The crypto collapse is also hurting several stocks with exposure to the industry. Broker Coinbase plummeted 17% Monday and is down more than 65% this year. Robinhood, which also lets people buy and sell some cryptocurrencies, has fallen more than 45% in 2022.
And shares of several cryptocurrency miners, the companies that run servers which solve the complex mathematical puzzles needed to generate new bitcoin and other cryptos, have tanked too.
Hive Blockchain (HVBTF), Marathon Digital Holdings (MARA) and Riot Blockchain (RIOT) are all down between 50% and 60% this year.
The massive pullback in these and other momentum tech stocks is yet another sign of the rapid shift in the market's mood this year.
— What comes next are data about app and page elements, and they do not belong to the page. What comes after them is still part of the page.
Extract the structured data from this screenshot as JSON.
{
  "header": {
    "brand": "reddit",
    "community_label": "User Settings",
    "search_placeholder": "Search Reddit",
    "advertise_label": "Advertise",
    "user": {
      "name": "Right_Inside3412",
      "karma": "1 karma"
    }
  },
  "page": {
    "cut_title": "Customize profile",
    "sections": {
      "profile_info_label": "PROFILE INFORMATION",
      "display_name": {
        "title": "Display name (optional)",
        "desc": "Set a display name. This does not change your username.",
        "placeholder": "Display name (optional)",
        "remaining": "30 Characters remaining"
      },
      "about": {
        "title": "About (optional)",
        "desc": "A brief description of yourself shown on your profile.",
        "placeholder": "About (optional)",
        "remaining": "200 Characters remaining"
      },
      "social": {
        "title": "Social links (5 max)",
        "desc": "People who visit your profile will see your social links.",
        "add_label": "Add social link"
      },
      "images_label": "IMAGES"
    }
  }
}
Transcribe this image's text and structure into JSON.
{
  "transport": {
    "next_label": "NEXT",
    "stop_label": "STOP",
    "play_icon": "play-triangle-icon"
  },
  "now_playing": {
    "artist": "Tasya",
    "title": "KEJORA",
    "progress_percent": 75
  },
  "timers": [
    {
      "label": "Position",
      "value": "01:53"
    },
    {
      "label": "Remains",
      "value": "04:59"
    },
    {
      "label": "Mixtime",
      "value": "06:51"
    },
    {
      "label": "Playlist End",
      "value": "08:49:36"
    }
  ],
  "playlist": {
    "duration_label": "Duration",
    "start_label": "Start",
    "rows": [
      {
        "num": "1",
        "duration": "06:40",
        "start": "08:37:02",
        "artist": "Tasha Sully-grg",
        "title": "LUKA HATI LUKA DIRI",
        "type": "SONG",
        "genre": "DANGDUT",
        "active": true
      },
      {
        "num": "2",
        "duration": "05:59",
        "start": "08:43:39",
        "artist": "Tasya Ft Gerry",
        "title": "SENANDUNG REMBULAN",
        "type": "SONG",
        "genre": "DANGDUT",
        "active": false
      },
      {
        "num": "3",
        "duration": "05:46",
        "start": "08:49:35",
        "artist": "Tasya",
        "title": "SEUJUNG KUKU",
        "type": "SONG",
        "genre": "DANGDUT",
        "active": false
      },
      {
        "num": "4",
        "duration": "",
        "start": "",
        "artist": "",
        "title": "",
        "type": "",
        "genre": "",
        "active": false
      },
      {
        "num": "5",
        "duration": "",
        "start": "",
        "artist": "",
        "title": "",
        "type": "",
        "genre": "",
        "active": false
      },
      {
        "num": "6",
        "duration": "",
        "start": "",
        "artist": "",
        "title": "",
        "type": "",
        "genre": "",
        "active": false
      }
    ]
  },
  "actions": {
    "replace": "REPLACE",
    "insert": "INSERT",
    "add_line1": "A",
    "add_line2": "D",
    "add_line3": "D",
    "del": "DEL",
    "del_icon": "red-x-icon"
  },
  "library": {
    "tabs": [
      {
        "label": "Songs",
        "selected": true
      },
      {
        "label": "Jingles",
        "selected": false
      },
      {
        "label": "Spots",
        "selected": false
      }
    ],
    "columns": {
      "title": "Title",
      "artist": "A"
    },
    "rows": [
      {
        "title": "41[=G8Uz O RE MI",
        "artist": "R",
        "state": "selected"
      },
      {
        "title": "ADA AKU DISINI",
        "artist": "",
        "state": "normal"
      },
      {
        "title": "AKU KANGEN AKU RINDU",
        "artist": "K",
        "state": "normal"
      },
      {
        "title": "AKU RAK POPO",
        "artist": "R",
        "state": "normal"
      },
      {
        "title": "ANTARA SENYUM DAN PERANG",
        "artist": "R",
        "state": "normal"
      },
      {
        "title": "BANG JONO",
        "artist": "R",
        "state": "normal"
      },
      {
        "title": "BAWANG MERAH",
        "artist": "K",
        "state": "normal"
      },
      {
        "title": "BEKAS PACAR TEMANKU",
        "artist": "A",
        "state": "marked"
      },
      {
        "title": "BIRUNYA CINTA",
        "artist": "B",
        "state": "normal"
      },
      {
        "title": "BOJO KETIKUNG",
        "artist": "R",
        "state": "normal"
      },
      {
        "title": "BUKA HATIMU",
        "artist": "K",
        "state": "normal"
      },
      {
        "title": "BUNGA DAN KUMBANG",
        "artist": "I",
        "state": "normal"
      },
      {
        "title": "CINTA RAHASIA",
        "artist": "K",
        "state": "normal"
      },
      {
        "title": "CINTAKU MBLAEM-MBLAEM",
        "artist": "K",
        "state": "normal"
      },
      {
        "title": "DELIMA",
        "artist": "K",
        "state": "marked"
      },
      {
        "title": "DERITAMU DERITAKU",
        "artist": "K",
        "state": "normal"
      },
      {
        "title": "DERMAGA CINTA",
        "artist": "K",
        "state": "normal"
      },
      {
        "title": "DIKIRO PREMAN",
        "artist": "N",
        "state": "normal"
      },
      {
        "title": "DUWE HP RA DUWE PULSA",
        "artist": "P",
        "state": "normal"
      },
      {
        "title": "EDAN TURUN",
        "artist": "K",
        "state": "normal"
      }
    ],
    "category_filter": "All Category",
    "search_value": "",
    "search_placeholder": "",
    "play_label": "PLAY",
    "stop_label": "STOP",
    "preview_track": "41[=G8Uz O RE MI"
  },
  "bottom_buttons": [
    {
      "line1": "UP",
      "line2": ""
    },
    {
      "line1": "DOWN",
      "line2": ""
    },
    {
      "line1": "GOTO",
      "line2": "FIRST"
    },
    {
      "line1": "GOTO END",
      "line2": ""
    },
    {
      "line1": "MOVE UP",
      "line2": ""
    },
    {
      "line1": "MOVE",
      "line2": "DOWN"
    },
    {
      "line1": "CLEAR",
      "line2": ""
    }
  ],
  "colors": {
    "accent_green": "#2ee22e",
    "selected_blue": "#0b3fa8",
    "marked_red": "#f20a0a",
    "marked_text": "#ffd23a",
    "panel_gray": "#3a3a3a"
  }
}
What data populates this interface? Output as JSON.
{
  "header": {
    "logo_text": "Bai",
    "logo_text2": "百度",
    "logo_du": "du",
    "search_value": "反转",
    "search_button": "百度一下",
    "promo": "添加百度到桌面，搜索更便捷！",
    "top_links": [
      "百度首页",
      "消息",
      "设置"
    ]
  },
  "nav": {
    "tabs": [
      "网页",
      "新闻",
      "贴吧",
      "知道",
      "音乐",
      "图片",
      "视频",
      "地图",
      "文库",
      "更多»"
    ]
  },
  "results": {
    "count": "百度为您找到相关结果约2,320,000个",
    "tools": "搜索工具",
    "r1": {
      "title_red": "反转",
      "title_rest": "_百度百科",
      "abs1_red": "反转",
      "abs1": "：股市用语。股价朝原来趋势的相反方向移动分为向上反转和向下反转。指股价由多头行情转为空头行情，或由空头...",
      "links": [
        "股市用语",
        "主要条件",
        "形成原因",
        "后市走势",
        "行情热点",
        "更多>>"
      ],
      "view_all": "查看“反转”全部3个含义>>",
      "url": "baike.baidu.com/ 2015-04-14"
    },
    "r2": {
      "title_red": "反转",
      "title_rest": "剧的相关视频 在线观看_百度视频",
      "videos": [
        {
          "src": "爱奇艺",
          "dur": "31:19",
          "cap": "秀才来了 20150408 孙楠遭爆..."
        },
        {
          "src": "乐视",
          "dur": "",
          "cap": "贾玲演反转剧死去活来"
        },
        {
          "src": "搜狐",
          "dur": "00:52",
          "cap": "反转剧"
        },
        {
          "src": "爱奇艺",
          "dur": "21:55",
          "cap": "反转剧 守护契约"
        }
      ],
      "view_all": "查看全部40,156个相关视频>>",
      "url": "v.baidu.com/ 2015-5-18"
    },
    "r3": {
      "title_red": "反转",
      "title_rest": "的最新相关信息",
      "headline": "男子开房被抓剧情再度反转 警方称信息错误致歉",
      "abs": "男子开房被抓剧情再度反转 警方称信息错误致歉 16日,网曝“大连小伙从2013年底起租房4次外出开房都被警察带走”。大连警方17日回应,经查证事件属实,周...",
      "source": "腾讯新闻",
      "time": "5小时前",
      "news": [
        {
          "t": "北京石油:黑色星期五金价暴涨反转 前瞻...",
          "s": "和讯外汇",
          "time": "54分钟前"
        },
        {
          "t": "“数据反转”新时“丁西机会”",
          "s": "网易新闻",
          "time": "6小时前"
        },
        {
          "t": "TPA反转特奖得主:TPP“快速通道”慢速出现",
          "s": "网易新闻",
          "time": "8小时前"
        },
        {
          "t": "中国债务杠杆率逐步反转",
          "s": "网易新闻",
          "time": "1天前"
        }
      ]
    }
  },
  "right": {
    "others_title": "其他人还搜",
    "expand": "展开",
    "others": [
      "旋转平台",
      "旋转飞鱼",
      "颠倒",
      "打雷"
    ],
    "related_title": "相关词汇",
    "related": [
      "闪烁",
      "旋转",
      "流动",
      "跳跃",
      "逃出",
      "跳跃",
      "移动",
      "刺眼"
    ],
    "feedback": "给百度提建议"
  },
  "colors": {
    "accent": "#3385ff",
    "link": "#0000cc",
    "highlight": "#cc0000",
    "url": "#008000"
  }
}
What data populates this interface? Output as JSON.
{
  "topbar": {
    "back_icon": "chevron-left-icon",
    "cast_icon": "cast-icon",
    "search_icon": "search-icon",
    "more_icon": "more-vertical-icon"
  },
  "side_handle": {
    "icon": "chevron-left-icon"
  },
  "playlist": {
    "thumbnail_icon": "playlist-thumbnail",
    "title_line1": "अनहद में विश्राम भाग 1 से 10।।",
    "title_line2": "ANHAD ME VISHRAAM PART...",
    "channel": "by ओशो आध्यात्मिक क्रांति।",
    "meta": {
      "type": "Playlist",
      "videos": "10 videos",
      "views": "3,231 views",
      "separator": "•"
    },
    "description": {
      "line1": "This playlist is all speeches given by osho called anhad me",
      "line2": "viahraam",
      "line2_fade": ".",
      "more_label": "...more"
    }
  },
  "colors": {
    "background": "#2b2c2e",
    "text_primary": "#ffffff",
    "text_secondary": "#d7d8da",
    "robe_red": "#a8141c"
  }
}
The CNN Business Fear & Greed Index, which measures seven indicators of market sentiment, is in Extreme Fear territory.
Investors may continue to shun volatile cryptos in favour of safe havens, such as dividend-paying blue-chip stocks.
Traders are "more reluctant to adopt the additional risk associated with the crypto sphere," said Tammy Da Costa, an analyst at DailyFX, in a report.
She added that "the future of individual coins or tokens remains dubious" and that "interest rate hikes are likely to jeopardize the short-term potential for profits" in bitcoin, Ethereum and other established cryptos.
- CNN Business